A few of Michigan's public universities have already began classes, but most start classes next week.

Central Michigan University, which began classes last week, is experiencing a COVID-19 outbreak linked to parties, with 38 cases linked to the CMU community, and eight probable cases as of last week. School officials are threatening to fine or suspend students if they host or attend large gatherings, and possibly sending students home.

Northern Michigan University suspended classes for a week pending delayed COVID-19 test results, but in-person classes resume today.

The Upper Peninsula college tested 7,697 of the campus community, of which 34 were identified to have the virus, according to the NMU's COVID-19 dashboard. Of those, 24 were students living on campus, nine were students living off campus and three were NMU employees.

Unlike CMU, NMU spokesman Derek Hall said those who tested positive were not linked to large gatherings. The number of people who tested positive are 0.44% of the campus community, he said. 

Meanwhile, students and faculty are expressing concerns about face-to-face instruction.

Faculty members at the University of Michigan have protested. UM resident advisers in university housing have asked for more protections, according to the Michigan Daily, UM's student newspaper.

The Daily also spoke with UM President Mark Schlissel, who said he thinks UM has "a very good chance of doing this."
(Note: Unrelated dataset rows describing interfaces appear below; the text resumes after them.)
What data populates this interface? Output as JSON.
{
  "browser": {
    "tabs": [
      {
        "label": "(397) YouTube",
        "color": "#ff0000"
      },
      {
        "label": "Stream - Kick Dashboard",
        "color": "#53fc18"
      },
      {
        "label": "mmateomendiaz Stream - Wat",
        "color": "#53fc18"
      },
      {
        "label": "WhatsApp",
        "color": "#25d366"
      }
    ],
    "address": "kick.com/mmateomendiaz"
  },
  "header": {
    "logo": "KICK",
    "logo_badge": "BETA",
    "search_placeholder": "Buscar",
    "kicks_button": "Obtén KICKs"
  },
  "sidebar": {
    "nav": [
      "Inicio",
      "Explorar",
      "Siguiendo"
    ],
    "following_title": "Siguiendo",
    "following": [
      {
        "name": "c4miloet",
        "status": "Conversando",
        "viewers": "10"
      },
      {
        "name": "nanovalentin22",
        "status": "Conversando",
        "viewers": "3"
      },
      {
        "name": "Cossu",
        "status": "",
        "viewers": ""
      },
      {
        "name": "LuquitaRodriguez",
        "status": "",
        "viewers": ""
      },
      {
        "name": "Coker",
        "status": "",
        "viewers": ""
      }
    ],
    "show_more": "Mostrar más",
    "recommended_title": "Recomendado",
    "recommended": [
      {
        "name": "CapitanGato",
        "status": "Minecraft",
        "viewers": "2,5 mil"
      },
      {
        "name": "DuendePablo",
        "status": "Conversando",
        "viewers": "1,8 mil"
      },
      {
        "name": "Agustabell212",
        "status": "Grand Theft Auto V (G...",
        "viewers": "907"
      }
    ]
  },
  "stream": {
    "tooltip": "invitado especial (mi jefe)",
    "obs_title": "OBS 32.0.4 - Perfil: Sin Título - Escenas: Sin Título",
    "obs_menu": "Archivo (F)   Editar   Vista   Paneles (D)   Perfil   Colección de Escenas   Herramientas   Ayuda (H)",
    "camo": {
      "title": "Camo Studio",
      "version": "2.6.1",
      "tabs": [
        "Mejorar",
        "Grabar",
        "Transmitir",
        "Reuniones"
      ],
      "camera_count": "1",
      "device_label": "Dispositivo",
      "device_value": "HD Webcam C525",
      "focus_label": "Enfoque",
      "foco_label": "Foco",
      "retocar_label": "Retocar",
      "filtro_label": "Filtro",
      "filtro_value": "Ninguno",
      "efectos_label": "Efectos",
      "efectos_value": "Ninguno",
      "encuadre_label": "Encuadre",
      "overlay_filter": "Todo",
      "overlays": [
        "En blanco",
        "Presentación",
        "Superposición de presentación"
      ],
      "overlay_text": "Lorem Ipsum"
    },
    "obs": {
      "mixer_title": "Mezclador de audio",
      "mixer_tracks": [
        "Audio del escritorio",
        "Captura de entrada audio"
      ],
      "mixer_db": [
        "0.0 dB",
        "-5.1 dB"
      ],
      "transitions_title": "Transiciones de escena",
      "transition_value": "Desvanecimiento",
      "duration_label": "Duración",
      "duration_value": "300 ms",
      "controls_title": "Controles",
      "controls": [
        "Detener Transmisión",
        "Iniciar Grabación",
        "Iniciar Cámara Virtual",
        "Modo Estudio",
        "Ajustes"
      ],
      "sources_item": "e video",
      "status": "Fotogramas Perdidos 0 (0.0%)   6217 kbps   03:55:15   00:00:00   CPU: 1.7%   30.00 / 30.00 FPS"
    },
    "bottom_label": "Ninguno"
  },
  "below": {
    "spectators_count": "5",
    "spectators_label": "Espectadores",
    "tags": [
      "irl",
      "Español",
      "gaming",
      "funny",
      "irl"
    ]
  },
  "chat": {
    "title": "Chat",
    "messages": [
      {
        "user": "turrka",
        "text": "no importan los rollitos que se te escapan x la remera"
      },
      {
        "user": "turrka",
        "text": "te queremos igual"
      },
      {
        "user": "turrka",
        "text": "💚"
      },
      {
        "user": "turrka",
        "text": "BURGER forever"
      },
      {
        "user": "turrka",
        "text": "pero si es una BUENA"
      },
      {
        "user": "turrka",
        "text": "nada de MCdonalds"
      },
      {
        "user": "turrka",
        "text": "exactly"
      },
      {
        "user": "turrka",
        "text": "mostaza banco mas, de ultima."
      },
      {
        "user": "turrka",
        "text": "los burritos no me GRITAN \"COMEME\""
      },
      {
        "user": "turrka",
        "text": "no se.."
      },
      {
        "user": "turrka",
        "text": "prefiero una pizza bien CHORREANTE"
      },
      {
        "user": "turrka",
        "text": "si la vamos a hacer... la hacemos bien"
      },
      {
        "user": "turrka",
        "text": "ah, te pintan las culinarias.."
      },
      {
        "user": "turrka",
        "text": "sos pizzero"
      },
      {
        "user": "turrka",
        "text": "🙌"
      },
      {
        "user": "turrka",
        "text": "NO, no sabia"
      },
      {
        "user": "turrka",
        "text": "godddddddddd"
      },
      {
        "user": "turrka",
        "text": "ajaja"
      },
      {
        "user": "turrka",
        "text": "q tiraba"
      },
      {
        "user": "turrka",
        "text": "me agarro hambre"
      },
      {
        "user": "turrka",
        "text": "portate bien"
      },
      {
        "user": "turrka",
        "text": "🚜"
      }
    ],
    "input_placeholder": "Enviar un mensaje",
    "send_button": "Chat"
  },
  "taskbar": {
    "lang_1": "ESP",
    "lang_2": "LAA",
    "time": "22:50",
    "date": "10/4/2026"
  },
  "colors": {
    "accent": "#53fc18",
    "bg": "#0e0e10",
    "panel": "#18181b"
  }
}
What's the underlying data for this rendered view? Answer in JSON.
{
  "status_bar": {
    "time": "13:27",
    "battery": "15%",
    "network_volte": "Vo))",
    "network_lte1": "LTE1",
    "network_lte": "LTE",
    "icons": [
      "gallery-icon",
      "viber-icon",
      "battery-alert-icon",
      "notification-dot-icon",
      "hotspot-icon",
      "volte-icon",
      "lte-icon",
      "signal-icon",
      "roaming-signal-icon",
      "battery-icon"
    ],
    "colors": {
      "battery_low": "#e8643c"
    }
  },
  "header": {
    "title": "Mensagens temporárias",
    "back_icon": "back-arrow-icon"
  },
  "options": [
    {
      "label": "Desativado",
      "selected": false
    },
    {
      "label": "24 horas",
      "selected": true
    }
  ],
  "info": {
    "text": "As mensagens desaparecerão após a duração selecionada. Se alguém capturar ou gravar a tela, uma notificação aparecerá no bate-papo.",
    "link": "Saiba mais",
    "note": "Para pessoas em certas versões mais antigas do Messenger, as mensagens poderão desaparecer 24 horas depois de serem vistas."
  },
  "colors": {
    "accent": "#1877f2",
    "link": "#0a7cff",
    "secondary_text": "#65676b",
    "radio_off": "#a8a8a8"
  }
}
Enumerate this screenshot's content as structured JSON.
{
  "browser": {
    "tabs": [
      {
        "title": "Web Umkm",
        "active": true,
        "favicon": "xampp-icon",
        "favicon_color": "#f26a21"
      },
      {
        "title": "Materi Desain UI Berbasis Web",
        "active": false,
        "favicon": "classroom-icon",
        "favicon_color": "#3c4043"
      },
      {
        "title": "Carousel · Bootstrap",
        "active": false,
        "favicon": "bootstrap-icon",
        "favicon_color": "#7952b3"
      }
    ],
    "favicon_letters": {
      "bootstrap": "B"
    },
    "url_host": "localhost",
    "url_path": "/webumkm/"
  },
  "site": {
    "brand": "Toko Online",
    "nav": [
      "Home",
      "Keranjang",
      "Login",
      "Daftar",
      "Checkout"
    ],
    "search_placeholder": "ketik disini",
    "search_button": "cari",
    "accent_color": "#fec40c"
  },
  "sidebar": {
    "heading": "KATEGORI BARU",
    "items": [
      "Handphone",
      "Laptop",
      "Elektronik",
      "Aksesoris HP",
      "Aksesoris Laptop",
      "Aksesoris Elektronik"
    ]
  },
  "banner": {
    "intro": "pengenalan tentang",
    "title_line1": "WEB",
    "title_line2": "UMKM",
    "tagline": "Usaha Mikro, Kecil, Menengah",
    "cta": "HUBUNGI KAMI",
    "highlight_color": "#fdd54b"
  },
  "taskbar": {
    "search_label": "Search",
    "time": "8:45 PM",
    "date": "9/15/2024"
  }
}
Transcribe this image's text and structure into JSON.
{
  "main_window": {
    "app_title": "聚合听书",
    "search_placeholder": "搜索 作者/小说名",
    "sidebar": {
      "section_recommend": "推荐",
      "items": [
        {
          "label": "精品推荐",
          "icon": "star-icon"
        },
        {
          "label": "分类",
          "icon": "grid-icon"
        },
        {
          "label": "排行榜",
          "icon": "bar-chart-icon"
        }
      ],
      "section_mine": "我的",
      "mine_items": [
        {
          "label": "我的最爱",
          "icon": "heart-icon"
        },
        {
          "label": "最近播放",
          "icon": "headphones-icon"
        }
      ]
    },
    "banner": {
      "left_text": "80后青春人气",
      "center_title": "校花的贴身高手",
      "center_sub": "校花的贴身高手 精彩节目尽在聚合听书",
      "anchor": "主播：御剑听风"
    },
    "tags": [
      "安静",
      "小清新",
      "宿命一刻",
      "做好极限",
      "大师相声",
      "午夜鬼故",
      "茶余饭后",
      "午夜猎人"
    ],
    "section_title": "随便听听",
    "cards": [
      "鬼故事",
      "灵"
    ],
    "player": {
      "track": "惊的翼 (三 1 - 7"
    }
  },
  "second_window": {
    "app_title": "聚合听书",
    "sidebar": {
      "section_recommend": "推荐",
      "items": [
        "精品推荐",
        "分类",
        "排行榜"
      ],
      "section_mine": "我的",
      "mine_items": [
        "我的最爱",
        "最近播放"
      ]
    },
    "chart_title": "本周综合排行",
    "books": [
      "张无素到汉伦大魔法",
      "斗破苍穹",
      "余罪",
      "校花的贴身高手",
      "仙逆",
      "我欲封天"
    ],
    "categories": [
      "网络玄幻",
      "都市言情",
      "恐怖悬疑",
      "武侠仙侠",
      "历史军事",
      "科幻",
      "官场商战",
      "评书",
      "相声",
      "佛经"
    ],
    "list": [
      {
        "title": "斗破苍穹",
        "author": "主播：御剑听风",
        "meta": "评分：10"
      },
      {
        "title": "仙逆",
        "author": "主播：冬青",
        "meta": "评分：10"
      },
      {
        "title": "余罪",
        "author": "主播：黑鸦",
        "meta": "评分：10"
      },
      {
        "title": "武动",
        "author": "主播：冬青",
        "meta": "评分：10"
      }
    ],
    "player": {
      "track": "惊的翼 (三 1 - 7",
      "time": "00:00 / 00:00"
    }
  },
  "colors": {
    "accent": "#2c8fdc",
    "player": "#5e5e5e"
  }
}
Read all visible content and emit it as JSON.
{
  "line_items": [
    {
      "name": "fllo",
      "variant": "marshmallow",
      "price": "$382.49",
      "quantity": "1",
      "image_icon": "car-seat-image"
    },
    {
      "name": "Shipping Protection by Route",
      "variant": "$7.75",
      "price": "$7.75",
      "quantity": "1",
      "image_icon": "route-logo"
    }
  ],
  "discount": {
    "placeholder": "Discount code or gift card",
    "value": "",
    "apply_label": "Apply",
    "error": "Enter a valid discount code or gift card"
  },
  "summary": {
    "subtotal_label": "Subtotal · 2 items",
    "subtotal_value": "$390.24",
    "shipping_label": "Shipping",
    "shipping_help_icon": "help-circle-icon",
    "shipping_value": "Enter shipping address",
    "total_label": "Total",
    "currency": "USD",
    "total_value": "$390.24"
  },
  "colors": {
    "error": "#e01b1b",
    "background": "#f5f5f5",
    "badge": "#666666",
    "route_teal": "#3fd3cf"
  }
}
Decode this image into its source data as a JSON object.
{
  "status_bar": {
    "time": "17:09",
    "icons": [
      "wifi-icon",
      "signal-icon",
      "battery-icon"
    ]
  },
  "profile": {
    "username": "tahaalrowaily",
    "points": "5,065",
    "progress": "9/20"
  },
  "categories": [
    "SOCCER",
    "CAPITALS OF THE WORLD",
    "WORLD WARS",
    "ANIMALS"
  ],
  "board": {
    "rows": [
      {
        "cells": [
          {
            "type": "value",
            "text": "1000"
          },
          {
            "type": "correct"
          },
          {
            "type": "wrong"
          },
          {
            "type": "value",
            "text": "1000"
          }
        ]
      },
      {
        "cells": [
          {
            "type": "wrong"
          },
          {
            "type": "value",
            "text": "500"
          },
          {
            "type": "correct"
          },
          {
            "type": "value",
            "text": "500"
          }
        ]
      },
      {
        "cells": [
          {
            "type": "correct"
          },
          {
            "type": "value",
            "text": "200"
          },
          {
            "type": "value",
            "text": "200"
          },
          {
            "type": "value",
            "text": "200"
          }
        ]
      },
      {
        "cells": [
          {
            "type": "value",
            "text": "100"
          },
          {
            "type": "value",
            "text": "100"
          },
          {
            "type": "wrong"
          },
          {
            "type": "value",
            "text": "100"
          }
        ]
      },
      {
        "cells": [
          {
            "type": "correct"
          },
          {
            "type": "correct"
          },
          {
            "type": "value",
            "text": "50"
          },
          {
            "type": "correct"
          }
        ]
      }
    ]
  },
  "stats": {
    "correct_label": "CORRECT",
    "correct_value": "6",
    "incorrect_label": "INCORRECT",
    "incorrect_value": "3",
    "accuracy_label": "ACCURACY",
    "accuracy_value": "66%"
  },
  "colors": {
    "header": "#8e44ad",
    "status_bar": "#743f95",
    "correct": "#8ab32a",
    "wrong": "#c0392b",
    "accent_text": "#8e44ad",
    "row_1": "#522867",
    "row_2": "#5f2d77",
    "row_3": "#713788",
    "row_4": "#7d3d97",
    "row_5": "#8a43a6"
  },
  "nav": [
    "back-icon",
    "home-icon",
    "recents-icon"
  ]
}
"I’d be foolish to say that I was 100 percent confident because we’ve never done this before," Schlissel said. "To be honest, a big part of the reason we’re doing this, as I mentioned already, is out of a notion of the importance of education. The other things you get out of being on a college campus are the social aspects of learning that occur. But also out of respect to students, I get a little insulted when everybody says there’s no way that students are going to wear masks, and there’s no way that they’re not going to party in dangerous fashions, and there’s no way they’re mature enough to recognize the importance of the moment and behave like the adults that you all are ... I think you can and will step up as a community. I’d like to give the community the chance to actually figure out together, with us, how we can coexist with a disease that none of us welcomes, that’s a real problem for everybody."

Schlissel said he believes "it’s more likely than not that we will make it through the semester."  

Northern Michigan University graduate students have started a change.org petition that has garnered 715 signatures.

"The Centers for Disease Control’s (CDC) 'Considerations for Institutions of Higher Education' states that an environment which provides entirely virtual learning options, activities and events assumes the lowest risk of COVID-19 spread," according to the change.org petition. "Northern Michigan University is entirely capable of converting to an all-online format for the Fall 2020 semester, as it did for the majority of the Winter 2020 semester. However, current plans for the Fall 2020 semester include small, in-person gatherings which the CDC categorizes as “More Risk”, and “High Risk” for COVID-19 transmission.

kkozlowski@detroitnews.com